● **What is needed**
Return the lines below that contain the word "JSON".

[[ Excerpted data open ]]

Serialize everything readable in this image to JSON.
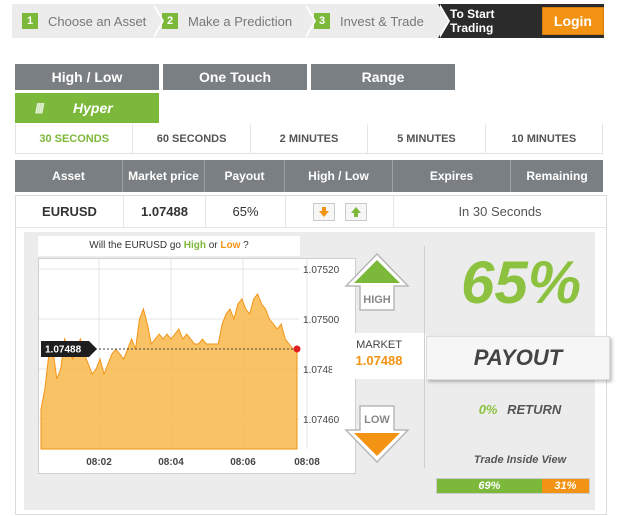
{
  "steps": [
    {
      "num": "1",
      "label": "Choose an Asset"
    },
    {
      "num": "2",
      "label": "Make a Prediction"
    },
    {
      "num": "3",
      "label": "Invest & Trade"
    }
  ],
  "cta": {
    "text": "To Start Trading",
    "login_label": "Login"
  },
  "trade_types": [
    "High / Low",
    "One Touch",
    "Range"
  ],
  "hyper_tab": {
    "bars": "////",
    "label": "Hyper"
  },
  "durations": [
    {
      "label": "30 SECONDS",
      "active": true
    },
    {
      "label": "60 SECONDS",
      "active": false
    },
    {
      "label": "2 MINUTES",
      "active": false
    },
    {
      "label": "5 MINUTES",
      "active": false
    },
    {
      "label": "10 MINUTES",
      "active": false
    }
  ],
  "table": {
    "headers": [
      "Asset",
      "Market price",
      "Payout",
      "High / Low",
      "Expires",
      "Remaining"
    ],
    "row": {
      "asset": "EURUSD",
      "price": "1.07488",
      "payout": "65%",
      "expires": "In 30 Seconds"
    }
  },
  "question": {
    "prefix": "Will the EURUSD go ",
    "high": "High",
    "mid": " or ",
    "low": "Low",
    "suffix": " ?"
  },
  "market": {
    "label": "MARKET",
    "value": "1.07488"
  },
  "buttons": {
    "high_label": "HIGH",
    "low_label": "LOW"
  },
  "payout": {
    "value": "65%",
    "label": "PAYOUT"
  },
  "return_info": {
    "pct": "0%",
    "label": "RETURN"
  },
  "trade_inside_view": {
    "label": "Trade Inside View",
    "high_pct": "69%",
    "low_pct": "31%",
    "high_share": 0.69
  },
  "colors": {
    "green": "#7cb83a",
    "orange": "#f39314",
    "gray": "#7a7f83",
    "dark": "#2b2b2b"
  },
  "chart_data": {
    "type": "area",
    "x_ticks": [
      "08:02",
      "08:04",
      "08:06",
      "08:08"
    ],
    "y_ticks": [
      "1.07520",
      "1.07500",
      "1.07480",
      "1.07460"
    ],
    "ylim": [
      1.07448,
      1.07524
    ],
    "current_price_label": "1.07488",
    "current_price": 1.07488,
    "x": [
      0,
      1,
      2,
      3,
      4,
      5,
      6,
      7,
      8,
      9,
      10,
      11,
      12,
      13,
      14,
      15,
      16,
      17,
      18,
      19,
      20,
      21,
      22,
      23,
      24,
      25,
      26,
      27,
      28,
      29,
      30,
      31,
      32,
      33,
      34,
      35,
      36,
      37,
      38,
      39,
      40,
      41,
      42,
      43,
      44,
      45,
      46,
      47,
      48,
      49,
      50,
      51,
      52,
      53,
      54,
      55,
      56,
      57,
      58,
      59,
      60,
      61,
      62,
      63,
      64,
      65
    ],
    "values": [
      1.07464,
      1.07472,
      1.07486,
      1.07488,
      1.07476,
      1.0748,
      1.07492,
      1.07488,
      1.07484,
      1.07488,
      1.07492,
      1.07486,
      1.07482,
      1.07478,
      1.0748,
      1.07484,
      1.07478,
      1.07482,
      1.07486,
      1.07488,
      1.07486,
      1.07484,
      1.07488,
      1.07492,
      1.07488,
      1.075,
      1.07504,
      1.07498,
      1.0749,
      1.07492,
      1.07494,
      1.07492,
      1.07494,
      1.07492,
      1.07494,
      1.07496,
      1.07492,
      1.07494,
      1.07492,
      1.0749,
      1.0749,
      1.07492,
      1.0749,
      1.0749,
      1.0749,
      1.0749,
      1.07498,
      1.07502,
      1.07504,
      1.075,
      1.07506,
      1.07508,
      1.07504,
      1.07502,
      1.07508,
      1.0751,
      1.07506,
      1.07504,
      1.075,
      1.07498,
      1.07496,
      1.07498,
      1.07492,
      1.0749,
      1.07488,
      1.07488
    ],
    "grid": true
  }
}
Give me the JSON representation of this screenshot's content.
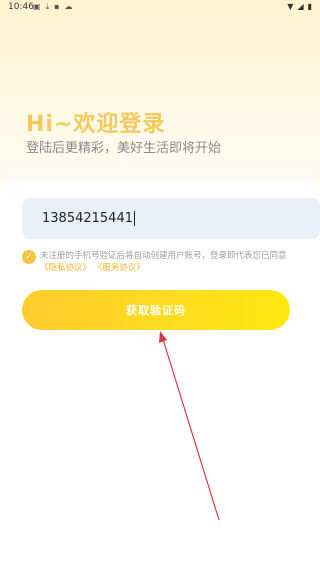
{
  "status_bar": {
    "time": "10:46",
    "left_icons": [
      "image-icon",
      "download-icon",
      "app-icon",
      "cloud-icon"
    ],
    "right_icons": [
      "wifi-icon",
      "signal-icon",
      "battery-icon"
    ]
  },
  "hero": {
    "title": "Hi~欢迎登录",
    "subtitle": "登陆后更精彩，美好生活即将开始"
  },
  "form": {
    "phone_value": "13854215441",
    "agreement_text": "未注册的手机号验证后将自动创建用户账号，登录即代表您已同意",
    "privacy_link": "《隐私协议》",
    "service_link": "《服务协议》",
    "get_code_label": "获取验证码"
  },
  "colors": {
    "accent": "#f7c242",
    "title": "#f4c95a",
    "link": "#f3b52e",
    "annotation_arrow": "#d9393b"
  }
}
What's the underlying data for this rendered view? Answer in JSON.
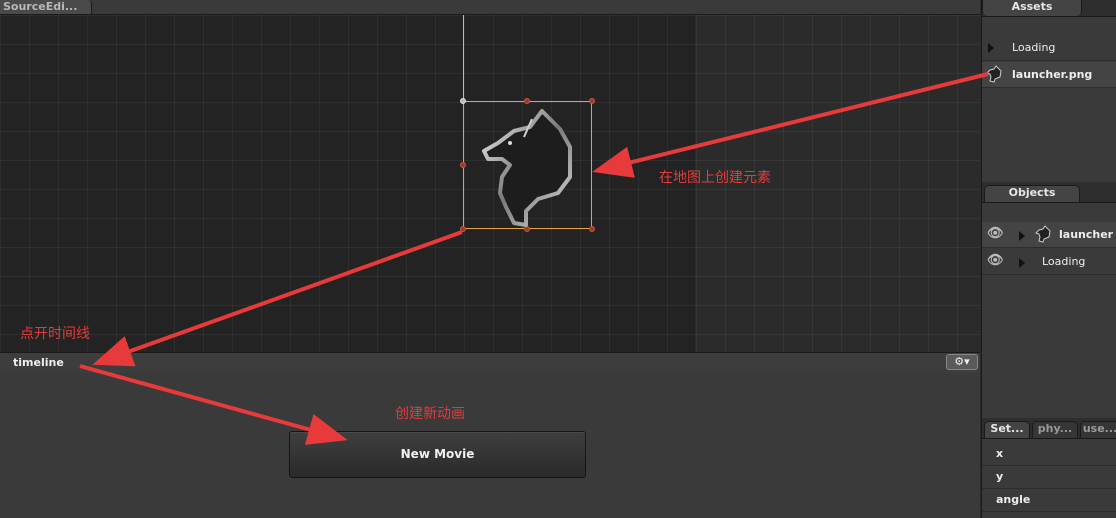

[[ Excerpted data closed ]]

● **Your response**
Serialize everything readable in this image to JSON.
Give me the JSON representation of this screenshot's content.
What's the underlying data for this rendered view? Answer in JSON.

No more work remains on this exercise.